Our research on pathogenic eukaryotes focuses on the basic biology of these complex pathogens, such as protozoan parasites and fungi, and host interactions in response to their infection.
We study Toxoplasma gondii, a parasite that causes serious disease in those with compromised immune systems, including AIDS patients. Considered an ideal model system, we also use this genome-sequenced organism to study how related pathogens, like malaria-inducing Plasmodium, cause disease.
We also study multiple aspects of the biochemistry and cell biology of Trypanosoma brucei, which causes African sleeping sickness. Our research is exploring, for example, RNA editing, RNA turnover, ribosomal biogenesis, protein arginine methylation and secretion and protein trafficking in this tse-tse fly-transmitted parasite.
All of this work is relevant to the related parasite T. cruzi — which causes South American Chagas disease. Our long-term goal is to discover potential drug targets.
We research the pathogenic fungus Cryptococcus neoformans, including how it adapts to its host environment through posttranscriptional gene regulation.
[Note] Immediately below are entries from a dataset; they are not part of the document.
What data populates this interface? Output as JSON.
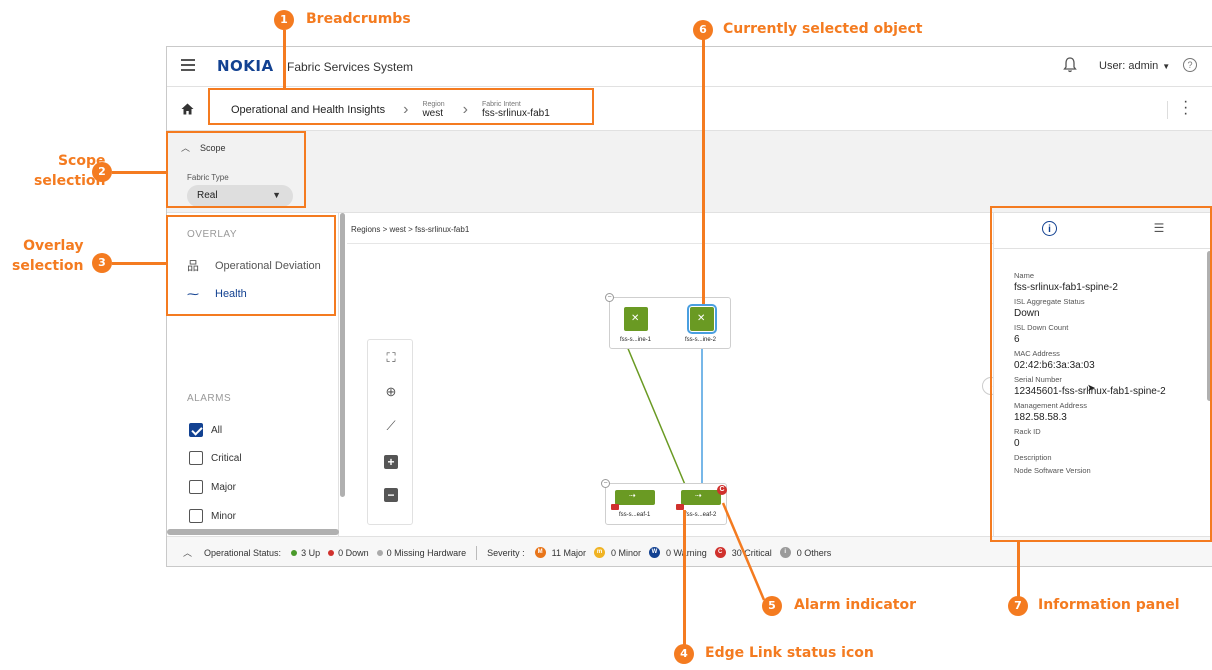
{
  "app": {
    "logo": "NOKIA",
    "title": "Fabric Services System",
    "user_label": "User: admin",
    "help": "?"
  },
  "breadcrumb": {
    "root": "Operational and Health Insights",
    "region_label": "Region",
    "region_value": "west",
    "intent_label": "Fabric Intent",
    "intent_value": "fss-srlinux-fab1"
  },
  "scope": {
    "header": "Scope",
    "fabric_type_label": "Fabric Type",
    "fabric_type_value": "Real"
  },
  "overlay": {
    "title": "OVERLAY",
    "items": [
      {
        "label": "Operational Deviation",
        "icon": "network-icon"
      },
      {
        "label": "Health",
        "icon": "pulse-icon"
      }
    ]
  },
  "alarms": {
    "title": "ALARMS",
    "items": [
      {
        "label": "All",
        "checked": true
      },
      {
        "label": "Critical",
        "checked": false
      },
      {
        "label": "Major",
        "checked": false
      },
      {
        "label": "Minor",
        "checked": false
      }
    ]
  },
  "canvas": {
    "breadcrumb": "Regions  >  west  >  fss-srlinux-fab1",
    "spine_nodes": [
      "fss-s...ine-1",
      "fss-s...ine-2"
    ],
    "leaf_nodes": [
      "fss-s...eaf-1",
      "fss-s...eaf-2"
    ],
    "alarm_badge": "C"
  },
  "info_panel": {
    "fields": [
      {
        "key": "Name",
        "value": "fss-srlinux-fab1-spine-2"
      },
      {
        "key": "ISL Aggregate Status",
        "value": "Down"
      },
      {
        "key": "ISL Down Count",
        "value": "6"
      },
      {
        "key": "MAC Address",
        "value": "02:42:b6:3a:3a:03"
      },
      {
        "key": "Serial Number",
        "value": "12345601-fss-srlinux-fab1-spine-2"
      },
      {
        "key": "Management Address",
        "value": "182.58.58.3"
      },
      {
        "key": "Rack ID",
        "value": "0"
      },
      {
        "key": "Description",
        "value": ""
      },
      {
        "key": "Node Software Version",
        "value": ""
      }
    ]
  },
  "status_bar": {
    "label": "Operational Status:",
    "up": "3 Up",
    "down": "0 Down",
    "missing": "0 Missing Hardware",
    "severity_label": "Severity :",
    "major": "11 Major",
    "minor": "0 Minor",
    "warning": "0 Warning",
    "critical": "30 Critical",
    "others": "0 Others"
  },
  "annotations": [
    {
      "number": "1",
      "text": "Breadcrumbs"
    },
    {
      "number": "2",
      "text": "Scope\nselection"
    },
    {
      "number": "3",
      "text": "Overlay\nselection"
    },
    {
      "number": "4",
      "text": "Edge Link status icon"
    },
    {
      "number": "5",
      "text": "Alarm indicator"
    },
    {
      "number": "6",
      "text": "Currently selected object"
    },
    {
      "number": "7",
      "text": "Information panel"
    }
  ],
  "colors": {
    "accent": "#124191",
    "node_green": "#6a9a23",
    "selected_link": "#4a9fe0",
    "annotation": "#f47b20",
    "critical": "#d0312d",
    "major": "#e8751a",
    "minor": "#f0b323",
    "warning": "#124191",
    "others": "#9a9a9a"
  }
}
This microbe causes one of the most common life-threatening fungal infections in AIDS patients.
We also are exploring co-infection of this fungus with HIV in human macrophages.